Hebrew: amown —meaning: builder

This is the name of 3 biblical men and a false god.

  1. Governor Amon

    He is the governor of Samaria in the time of Ahab.

    The prophet Micaiah was put in his custody (1 Kings 22:26; 2 Chronicles 18:25).

  2. King Amon

    He is a son of King Manasseh, and 14th king of the Kingdom of Judah.

    A record of his life can be read in 2 Kings 21:18-26 and 2 Chronicles 33:20-25.

    He was a evil ruler who restored idolatry, and set up the images which his father had cast down.

    Zephaniah (Zephaniah 1:1; 1:4; 3:4; 3:11) refers to the moral depravity prevailing in this king’s reign.

    He was assassinated (2 Kings 21:18-26: 2 Chronicles 33:20-25) by his own servants, who conspired against him.

    Relatives of King Amon

    More information

  3. Amon, a father mentioned by Nehemiah

    His children are briefly mentioned as part of a long list of Jewish exiles returned from captivity to Jerusalem (Neh. 7:59).

    More information

  4. Amon, a false divinity of Egypt

    He is a male Egyptian god identified with Ra, the sun-god of Heliopolis.
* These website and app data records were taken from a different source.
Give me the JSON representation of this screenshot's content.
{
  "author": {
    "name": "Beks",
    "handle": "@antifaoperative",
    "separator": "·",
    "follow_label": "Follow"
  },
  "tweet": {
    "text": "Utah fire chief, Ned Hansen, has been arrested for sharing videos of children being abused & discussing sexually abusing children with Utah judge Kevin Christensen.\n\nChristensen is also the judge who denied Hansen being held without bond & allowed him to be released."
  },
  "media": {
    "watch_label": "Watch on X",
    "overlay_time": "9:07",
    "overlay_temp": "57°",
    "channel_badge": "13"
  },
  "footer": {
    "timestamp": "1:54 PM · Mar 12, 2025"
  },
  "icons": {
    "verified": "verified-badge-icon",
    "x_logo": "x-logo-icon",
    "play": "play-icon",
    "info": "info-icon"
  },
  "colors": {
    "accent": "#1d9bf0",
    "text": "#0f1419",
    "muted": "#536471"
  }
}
He is usually depicted with a human body and the head of a ram.

    Amon is referred to in Jeremiah 46:25, where the King James Bible uses the word “multitudes” instead of the more appropriate translation “Amon” used in other translations, including the New King James Version.

    Similarly, in the King James version of Nahum 3:8 KJV the expression “populous No” is used instead of the more appropriate translation, “No-Amon” or “Thebes,” as in other translations.

    In each case, the Hebrew word is Amown (Amon).

    More information

Article Version: September 24, 2021